- **Task brief**
Go through the entries below. Copy each line in which "Architecture" appears.

- **Items from an interface collection**
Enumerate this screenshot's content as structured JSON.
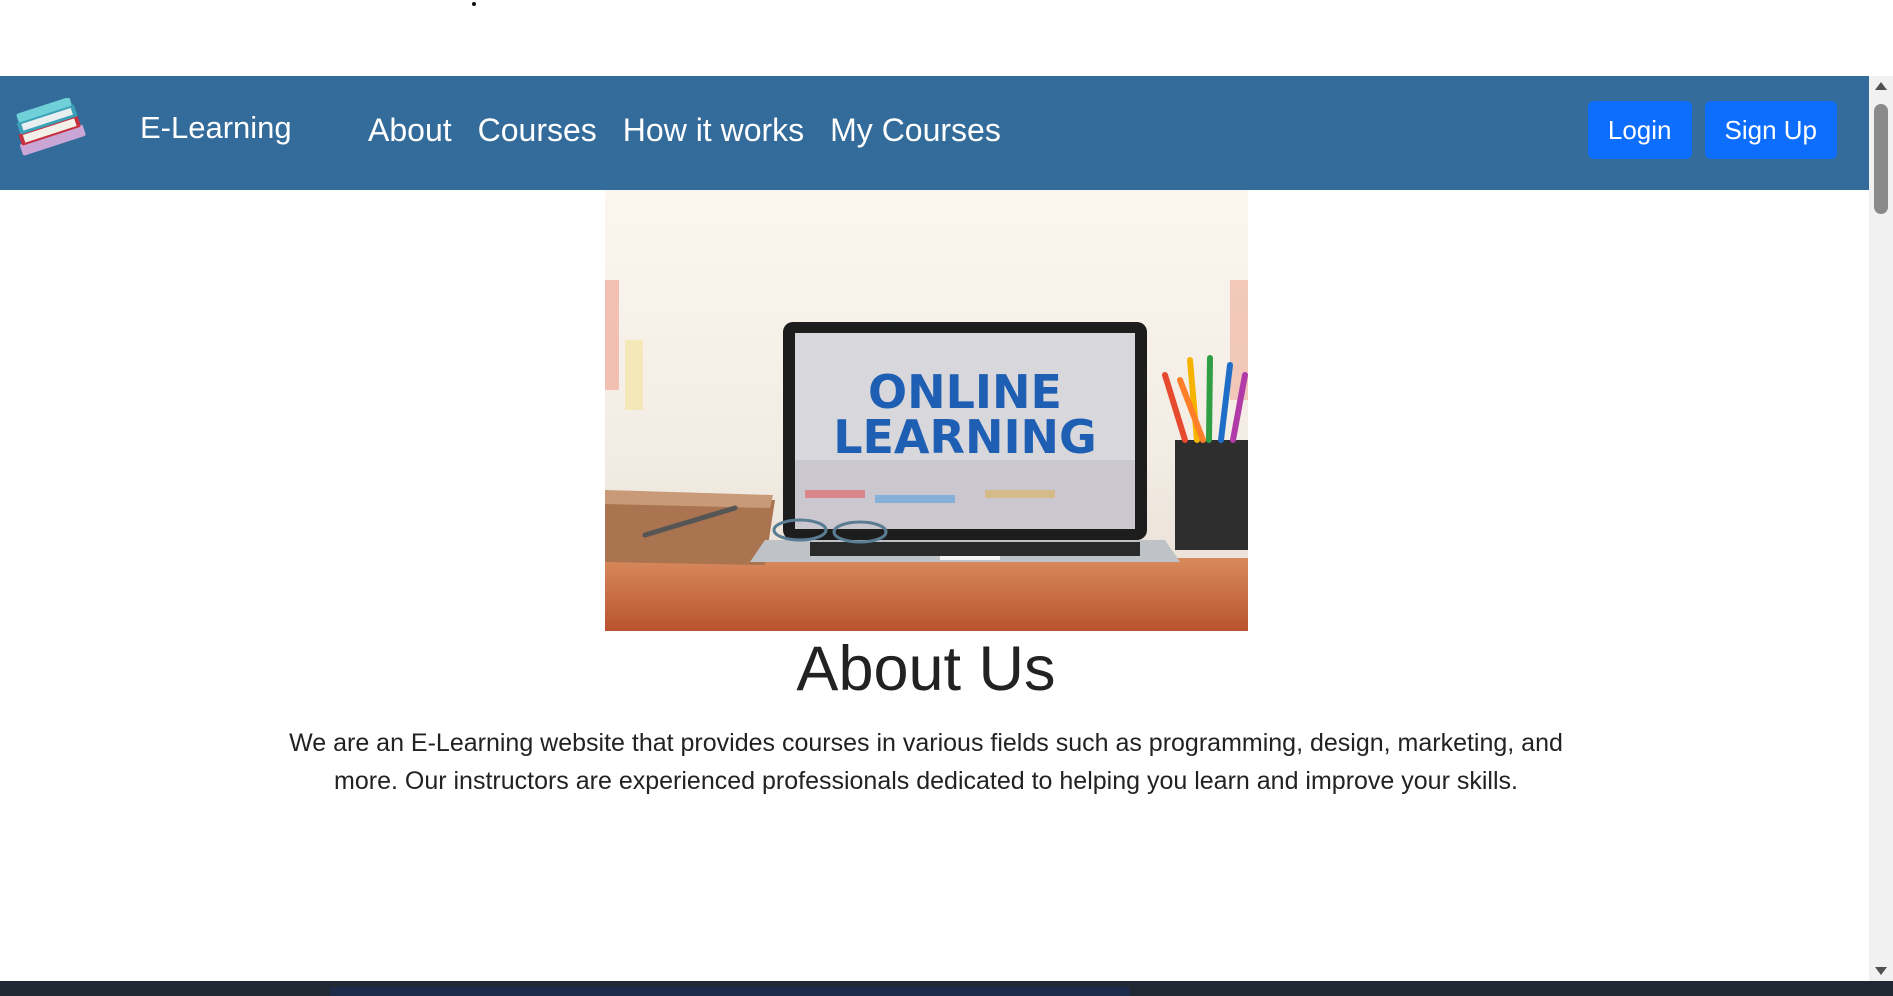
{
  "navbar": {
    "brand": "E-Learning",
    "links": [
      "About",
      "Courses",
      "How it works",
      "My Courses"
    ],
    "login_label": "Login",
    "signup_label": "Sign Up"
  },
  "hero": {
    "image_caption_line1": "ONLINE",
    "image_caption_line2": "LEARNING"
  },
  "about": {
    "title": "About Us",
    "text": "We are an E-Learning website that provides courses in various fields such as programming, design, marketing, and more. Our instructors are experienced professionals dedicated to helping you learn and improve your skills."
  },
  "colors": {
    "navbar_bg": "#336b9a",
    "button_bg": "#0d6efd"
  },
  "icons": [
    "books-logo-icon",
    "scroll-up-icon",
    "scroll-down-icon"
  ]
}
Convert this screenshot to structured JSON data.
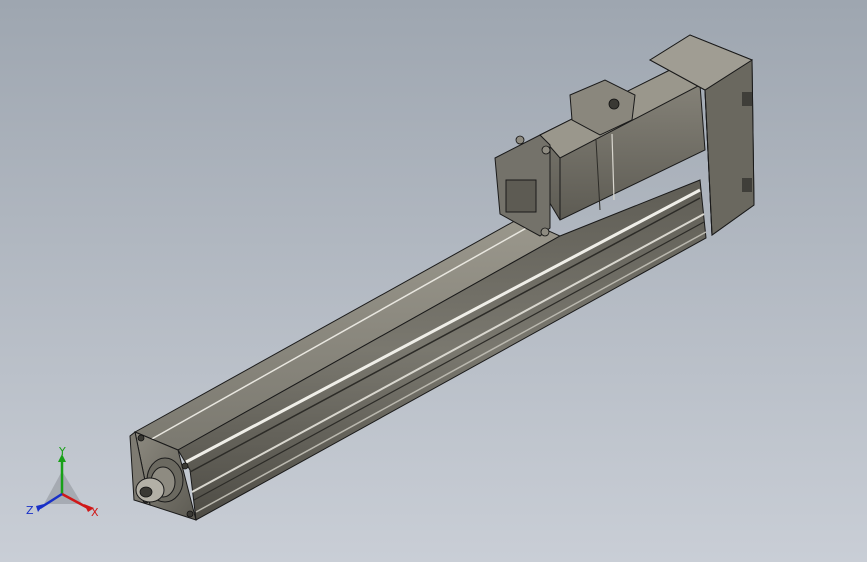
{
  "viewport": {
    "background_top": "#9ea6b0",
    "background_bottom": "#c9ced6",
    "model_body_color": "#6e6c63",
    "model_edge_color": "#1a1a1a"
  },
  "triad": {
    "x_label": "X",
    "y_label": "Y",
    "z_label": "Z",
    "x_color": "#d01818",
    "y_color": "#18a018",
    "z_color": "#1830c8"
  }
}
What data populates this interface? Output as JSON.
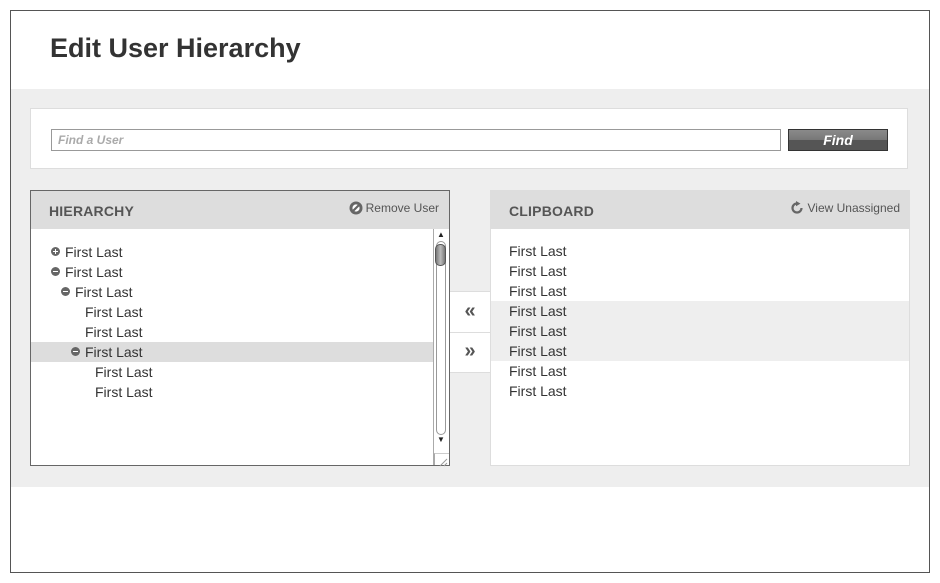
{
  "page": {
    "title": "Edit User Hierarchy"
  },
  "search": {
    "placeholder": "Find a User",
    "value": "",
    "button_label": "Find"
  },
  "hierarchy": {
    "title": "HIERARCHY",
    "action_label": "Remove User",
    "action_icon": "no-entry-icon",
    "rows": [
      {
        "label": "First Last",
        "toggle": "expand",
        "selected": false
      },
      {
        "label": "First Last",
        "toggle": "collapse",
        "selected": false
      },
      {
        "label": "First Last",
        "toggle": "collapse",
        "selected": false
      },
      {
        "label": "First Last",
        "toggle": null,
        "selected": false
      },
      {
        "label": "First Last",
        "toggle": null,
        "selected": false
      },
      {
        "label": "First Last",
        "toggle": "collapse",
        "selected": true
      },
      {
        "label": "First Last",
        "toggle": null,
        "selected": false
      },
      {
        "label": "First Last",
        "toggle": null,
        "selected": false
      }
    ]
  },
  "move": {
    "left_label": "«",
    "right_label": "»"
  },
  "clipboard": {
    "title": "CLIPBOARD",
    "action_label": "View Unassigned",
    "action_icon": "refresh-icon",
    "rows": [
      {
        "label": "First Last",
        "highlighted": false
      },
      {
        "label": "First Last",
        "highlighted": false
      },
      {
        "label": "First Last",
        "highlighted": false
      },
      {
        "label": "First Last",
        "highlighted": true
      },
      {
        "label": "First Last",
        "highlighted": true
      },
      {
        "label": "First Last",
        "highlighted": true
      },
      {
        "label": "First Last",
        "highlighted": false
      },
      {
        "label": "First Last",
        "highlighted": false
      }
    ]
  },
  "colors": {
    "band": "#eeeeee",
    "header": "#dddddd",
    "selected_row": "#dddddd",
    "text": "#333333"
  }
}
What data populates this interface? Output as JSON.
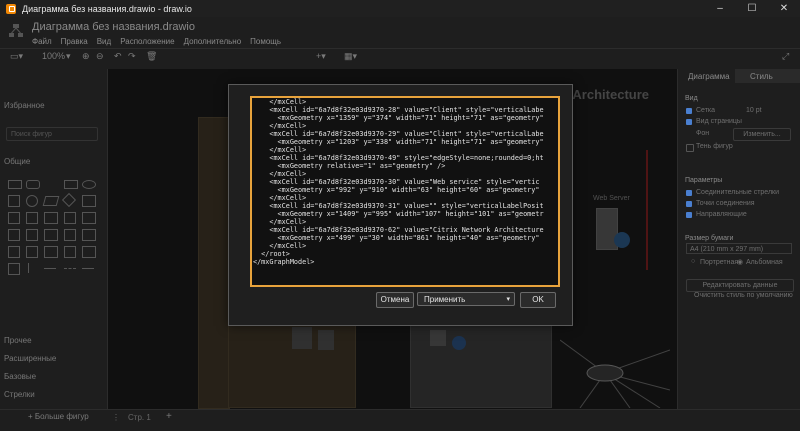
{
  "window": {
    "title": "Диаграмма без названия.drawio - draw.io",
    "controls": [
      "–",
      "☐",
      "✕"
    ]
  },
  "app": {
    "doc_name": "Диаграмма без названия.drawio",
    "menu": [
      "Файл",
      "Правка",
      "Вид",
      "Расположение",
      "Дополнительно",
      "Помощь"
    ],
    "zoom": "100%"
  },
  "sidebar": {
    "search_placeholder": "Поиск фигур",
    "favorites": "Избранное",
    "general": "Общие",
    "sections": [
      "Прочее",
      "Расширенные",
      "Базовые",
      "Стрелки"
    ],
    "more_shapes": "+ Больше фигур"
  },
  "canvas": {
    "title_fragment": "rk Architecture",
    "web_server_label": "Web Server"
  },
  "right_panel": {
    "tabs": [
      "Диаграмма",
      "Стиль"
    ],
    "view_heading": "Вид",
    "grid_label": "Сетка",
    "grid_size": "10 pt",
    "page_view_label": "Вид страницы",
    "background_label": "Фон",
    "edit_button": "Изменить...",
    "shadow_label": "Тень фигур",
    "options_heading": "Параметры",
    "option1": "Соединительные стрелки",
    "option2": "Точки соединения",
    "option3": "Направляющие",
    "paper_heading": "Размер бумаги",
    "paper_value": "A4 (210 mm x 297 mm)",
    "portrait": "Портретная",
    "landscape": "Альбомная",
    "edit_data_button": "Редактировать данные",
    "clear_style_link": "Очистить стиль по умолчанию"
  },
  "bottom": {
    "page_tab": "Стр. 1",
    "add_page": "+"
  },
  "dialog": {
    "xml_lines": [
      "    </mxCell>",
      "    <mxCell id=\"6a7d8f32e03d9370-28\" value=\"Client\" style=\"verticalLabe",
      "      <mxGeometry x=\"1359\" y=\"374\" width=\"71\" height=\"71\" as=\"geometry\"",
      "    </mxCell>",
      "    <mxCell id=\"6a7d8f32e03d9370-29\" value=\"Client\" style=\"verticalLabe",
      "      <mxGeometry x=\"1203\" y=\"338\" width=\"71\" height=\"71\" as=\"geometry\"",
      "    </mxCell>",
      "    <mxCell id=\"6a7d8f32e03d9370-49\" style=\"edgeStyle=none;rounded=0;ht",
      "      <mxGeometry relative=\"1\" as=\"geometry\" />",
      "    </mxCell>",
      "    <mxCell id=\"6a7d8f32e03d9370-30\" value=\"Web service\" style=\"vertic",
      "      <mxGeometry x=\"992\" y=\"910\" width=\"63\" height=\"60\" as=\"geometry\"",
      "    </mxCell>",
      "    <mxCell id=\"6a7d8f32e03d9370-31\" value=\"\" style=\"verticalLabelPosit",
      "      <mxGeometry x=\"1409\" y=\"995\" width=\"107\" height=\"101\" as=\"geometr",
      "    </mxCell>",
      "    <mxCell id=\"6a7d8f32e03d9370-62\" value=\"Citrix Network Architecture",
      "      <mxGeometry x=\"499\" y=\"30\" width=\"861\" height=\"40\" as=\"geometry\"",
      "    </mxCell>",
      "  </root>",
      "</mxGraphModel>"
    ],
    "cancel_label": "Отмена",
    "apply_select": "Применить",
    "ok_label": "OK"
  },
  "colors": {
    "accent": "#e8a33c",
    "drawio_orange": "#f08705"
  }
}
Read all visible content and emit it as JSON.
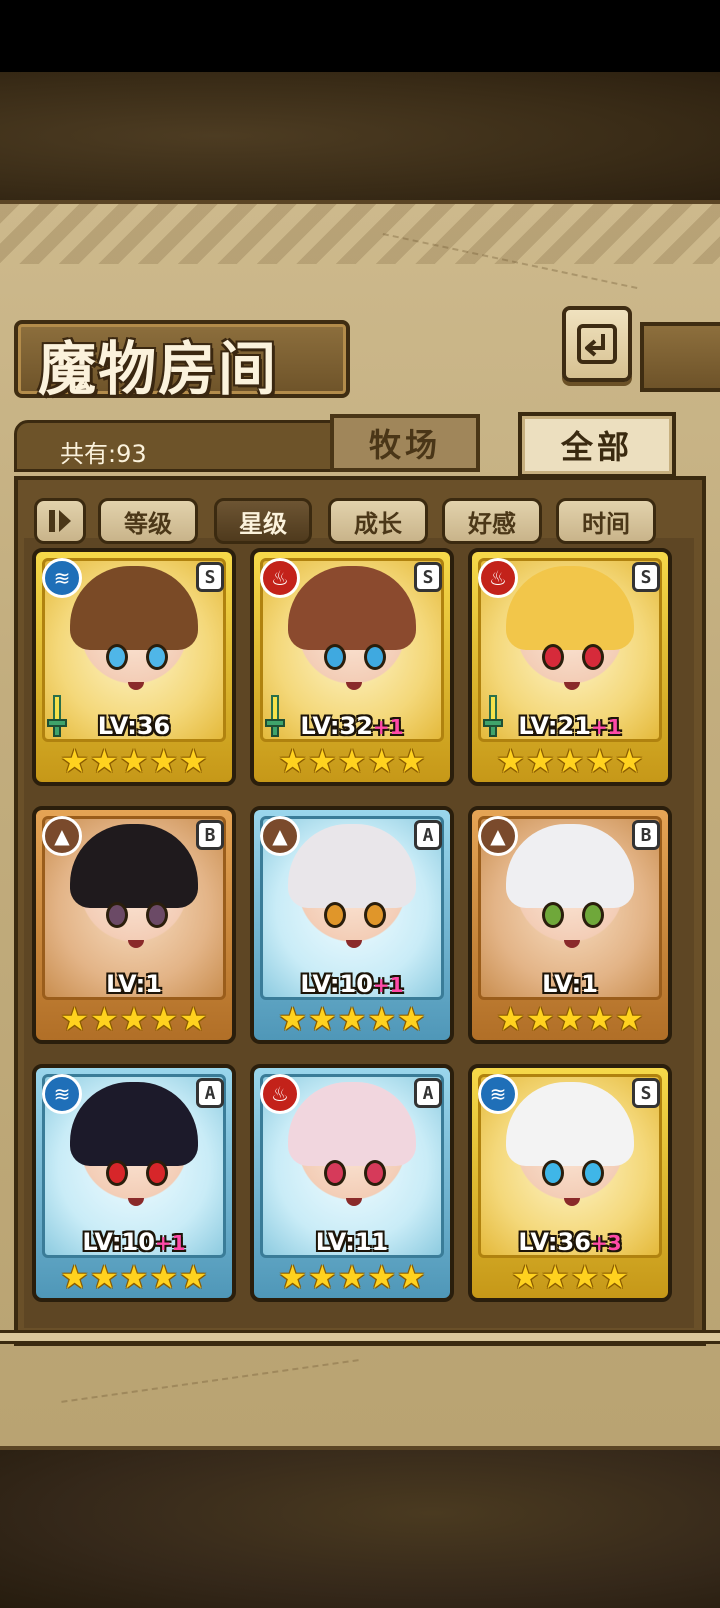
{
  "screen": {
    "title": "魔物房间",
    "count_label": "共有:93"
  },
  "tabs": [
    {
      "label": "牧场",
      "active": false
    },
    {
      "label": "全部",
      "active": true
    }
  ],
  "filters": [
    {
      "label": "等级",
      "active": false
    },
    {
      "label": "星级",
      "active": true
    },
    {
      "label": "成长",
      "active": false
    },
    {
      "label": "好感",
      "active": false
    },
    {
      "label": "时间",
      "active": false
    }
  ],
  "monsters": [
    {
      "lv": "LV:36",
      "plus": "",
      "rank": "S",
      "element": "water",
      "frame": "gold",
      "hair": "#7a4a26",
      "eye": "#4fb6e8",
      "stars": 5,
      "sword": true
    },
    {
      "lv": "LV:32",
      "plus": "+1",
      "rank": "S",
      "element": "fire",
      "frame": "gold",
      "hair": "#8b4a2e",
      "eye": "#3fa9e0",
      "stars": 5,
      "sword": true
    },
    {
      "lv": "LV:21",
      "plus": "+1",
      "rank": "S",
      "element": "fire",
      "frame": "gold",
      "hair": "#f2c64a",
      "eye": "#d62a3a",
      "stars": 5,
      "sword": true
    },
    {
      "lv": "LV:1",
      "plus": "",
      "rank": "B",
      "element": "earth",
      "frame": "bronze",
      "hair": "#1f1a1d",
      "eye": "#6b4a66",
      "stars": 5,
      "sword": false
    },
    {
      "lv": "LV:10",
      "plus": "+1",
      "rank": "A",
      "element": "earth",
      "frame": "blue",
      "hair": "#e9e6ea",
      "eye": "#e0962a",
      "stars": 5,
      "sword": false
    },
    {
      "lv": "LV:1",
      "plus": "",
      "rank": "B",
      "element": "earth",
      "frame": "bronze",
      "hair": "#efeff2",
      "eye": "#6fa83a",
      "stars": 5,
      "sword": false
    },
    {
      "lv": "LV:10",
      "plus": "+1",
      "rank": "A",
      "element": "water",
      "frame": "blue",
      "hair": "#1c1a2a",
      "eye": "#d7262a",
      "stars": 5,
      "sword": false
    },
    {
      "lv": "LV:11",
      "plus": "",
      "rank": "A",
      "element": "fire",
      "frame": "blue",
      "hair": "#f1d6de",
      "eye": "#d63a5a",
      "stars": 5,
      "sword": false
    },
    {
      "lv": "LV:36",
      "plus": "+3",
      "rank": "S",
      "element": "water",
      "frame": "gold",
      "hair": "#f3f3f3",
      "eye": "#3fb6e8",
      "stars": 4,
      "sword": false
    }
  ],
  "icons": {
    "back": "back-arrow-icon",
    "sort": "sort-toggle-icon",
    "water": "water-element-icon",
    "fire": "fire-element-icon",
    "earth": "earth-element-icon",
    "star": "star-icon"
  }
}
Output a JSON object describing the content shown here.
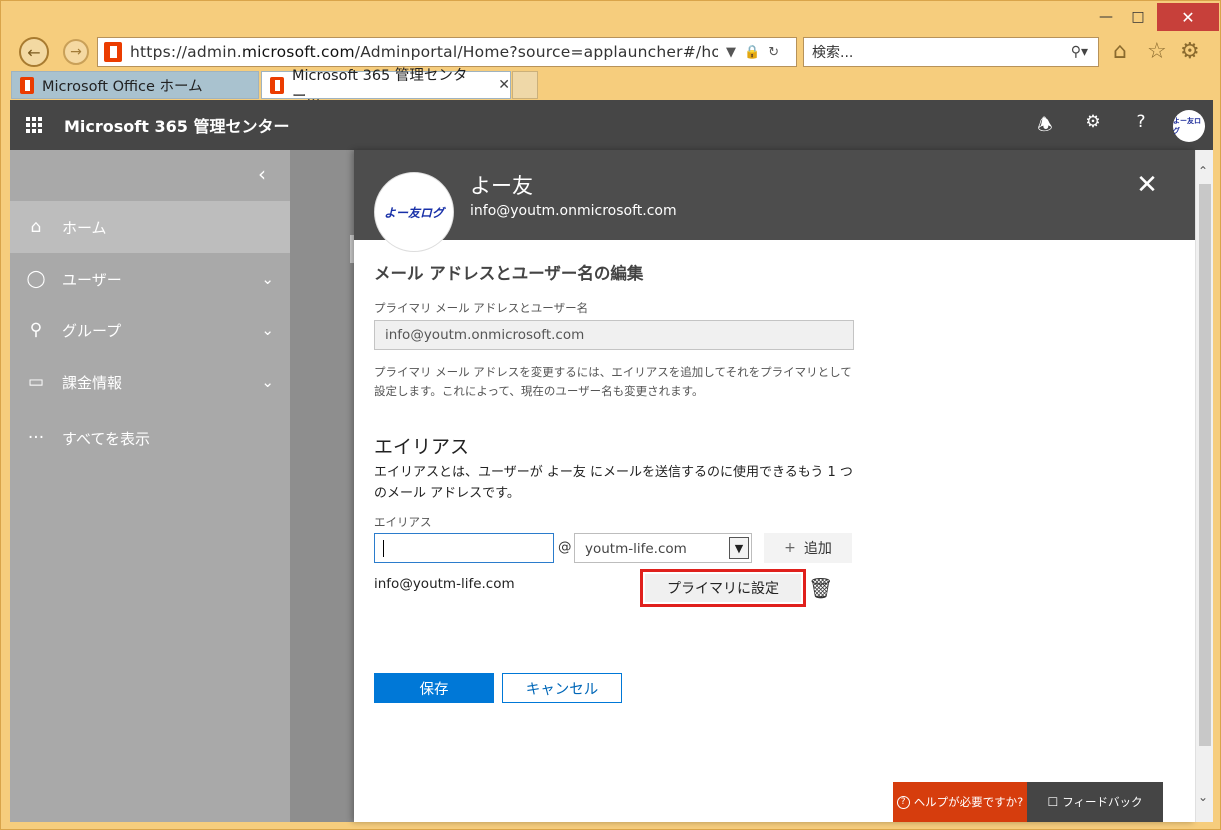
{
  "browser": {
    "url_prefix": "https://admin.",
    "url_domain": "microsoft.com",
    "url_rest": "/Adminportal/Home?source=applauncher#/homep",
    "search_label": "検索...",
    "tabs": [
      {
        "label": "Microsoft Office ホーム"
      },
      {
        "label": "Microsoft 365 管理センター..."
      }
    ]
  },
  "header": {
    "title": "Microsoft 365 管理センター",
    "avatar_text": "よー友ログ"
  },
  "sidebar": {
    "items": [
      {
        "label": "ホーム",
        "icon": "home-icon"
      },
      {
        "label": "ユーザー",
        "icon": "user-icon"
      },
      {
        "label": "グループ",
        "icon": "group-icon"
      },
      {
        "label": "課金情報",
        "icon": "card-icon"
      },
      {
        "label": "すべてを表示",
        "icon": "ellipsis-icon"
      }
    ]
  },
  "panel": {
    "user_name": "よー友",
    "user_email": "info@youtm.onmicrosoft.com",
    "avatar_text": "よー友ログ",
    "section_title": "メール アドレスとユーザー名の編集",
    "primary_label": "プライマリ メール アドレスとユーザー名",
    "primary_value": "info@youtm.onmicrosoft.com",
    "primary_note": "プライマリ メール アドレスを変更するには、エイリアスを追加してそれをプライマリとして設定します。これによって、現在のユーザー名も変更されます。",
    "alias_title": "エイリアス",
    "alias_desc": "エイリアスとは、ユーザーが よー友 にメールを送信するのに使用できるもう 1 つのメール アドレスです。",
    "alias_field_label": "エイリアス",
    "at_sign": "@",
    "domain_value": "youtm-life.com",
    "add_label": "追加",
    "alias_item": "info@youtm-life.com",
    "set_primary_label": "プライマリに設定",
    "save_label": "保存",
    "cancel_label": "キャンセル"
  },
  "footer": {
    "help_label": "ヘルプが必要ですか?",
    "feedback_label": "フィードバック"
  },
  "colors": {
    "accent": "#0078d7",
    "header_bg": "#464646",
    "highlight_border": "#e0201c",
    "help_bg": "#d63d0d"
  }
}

- **Solution to this exercise**
    "title_fragment": "rk Architecture",
      "    <mxCell id=\"6a7d8f32e03d9370-62\" value=\"Citrix Network Architecture",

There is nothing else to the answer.